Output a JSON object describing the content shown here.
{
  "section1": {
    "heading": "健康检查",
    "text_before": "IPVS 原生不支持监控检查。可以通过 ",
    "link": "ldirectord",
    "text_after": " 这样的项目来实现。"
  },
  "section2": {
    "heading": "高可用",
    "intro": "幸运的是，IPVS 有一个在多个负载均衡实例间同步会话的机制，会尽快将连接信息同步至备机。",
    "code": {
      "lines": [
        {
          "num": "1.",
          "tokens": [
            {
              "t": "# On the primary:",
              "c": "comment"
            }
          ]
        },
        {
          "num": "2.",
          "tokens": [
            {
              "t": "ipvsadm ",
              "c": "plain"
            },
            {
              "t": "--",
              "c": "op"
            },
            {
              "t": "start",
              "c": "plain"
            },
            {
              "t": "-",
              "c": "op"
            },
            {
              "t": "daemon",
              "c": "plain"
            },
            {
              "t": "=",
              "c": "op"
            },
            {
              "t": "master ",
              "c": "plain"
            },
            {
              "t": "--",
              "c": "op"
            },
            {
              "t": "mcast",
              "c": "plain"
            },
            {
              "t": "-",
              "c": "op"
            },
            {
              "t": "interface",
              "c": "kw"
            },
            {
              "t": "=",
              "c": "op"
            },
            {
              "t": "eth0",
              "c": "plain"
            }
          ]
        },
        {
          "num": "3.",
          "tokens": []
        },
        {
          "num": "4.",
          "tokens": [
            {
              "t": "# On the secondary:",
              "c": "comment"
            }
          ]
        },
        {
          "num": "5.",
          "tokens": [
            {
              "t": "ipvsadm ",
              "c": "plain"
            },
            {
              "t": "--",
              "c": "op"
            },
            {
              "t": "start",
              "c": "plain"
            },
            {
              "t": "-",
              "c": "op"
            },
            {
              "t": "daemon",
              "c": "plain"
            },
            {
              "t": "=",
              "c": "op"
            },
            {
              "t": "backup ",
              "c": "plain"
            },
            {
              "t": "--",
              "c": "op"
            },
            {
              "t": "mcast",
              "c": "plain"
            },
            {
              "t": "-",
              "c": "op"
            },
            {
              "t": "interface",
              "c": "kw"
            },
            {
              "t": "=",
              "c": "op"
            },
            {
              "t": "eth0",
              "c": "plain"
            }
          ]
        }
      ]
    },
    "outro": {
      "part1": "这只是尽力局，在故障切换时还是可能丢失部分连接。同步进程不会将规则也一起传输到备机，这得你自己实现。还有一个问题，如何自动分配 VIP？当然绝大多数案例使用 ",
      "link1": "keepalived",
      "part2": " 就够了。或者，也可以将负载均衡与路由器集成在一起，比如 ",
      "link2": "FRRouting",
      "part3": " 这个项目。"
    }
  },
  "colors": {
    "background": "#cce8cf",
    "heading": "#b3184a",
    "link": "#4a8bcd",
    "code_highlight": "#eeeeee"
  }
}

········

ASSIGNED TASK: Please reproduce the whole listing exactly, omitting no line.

EXPECTED OUTPUT:
Output a JSON object describing the content shown here.
{
  "section1": {
    "heading": "健康检查",
    "text_before": "IPVS 原生不支持监控检查。可以通过 ",
    "link": "ldirectord",
    "text_after": " 这样的项目来实现。"
  },
  "section2": {
    "heading": "高可用",
    "intro": "幸运的是，IPVS 有一个在多个负载均衡实例间同步会话的机制，会尽快将连接信息同步至备机。",
    "code": {
      "lines": [
        {
          "num": "1.",
          "tokens": [
            {
              "t": "# On the primary:",
              "c": "comment"
            }
          ]
        },
        {
          "num": "2.",
          "tokens": [
            {
              "t": "ipvsadm ",
              "c": "plain"
            },
            {
              "t": "--",
              "c": "op"
            },
            {
              "t": "start",
              "c": "plain"
            },
            {
              "t": "-",
              "c": "op"
            },
            {
              "t": "daemon",
              "c": "plain"
            },
            {
              "t": "=",
              "c": "op"
            },
            {
              "t": "master ",
              "c": "plain"
            },
            {
              "t": "--",
              "c": "op"
            },
            {
              "t": "mcast",
              "c": "plain"
            },
            {
              "t": "-",
              "c": "op"
            },
            {
              "t": "interface",
              "c": "kw"
            },
            {
              "t": "=",
              "c": "op"
            },
            {
              "t": "eth0",
              "c": "plain"
            }
          ]
        },
        {
          "num": "3.",
          "tokens": []
        },
        {
          "num": "4.",
          "tokens": [
            {
              "t": "# On the secondary:",
              "c": "comment"
            }
          ]
        },
        {
          "num": "5.",
          "tokens": [
            {
              "t": "ipvsadm ",
              "c": "plain"
            },
            {
              "t": "--",
              "c": "op"
            },
            {
              "t": "start",
              "c": "plain"
            },
            {
              "t": "-",
              "c": "op"
            },
            {
              "t": "daemon",
              "c": "plain"
            },
            {
              "t": "=",
              "c": "op"
            },
            {
              "t": "backup ",
              "c": "plain"
            },
            {
              "t": "--",
              "c": "op"
            },
            {
              "t": "mcast",
              "c": "plain"
            },
            {
              "t": "-",
              "c": "op"
            },
            {
              "t": "interface",
              "c": "kw"
            },
            {
              "t": "=",
              "c": "op"
            },
            {
              "t": "eth0",
              "c": "plain"
            }
          ]
        }
      ]
    },
    "outro": {
      "part1": "这只是尽力局，在故障切换时还是可能丢失部分连接。同步进程不会将规则也一起传输到备机，这得你自己实现。还有一个问题，如何自动分配 VIP？当然绝大多数案例使用 ",
      "link1": "keepalived",
      "part2": " 就够了。或者，也可以将负载均衡与路由器集成在一起，比如 ",
      "link2": "FRRouting",
      "part3": " 这个项目。"
    }
  },
  "colors": {
    "background": "#cce8cf",
    "heading": "#b3184a",
    "link": "#4a8bcd",
    "code_highlight": "#eeeeee"
  }
}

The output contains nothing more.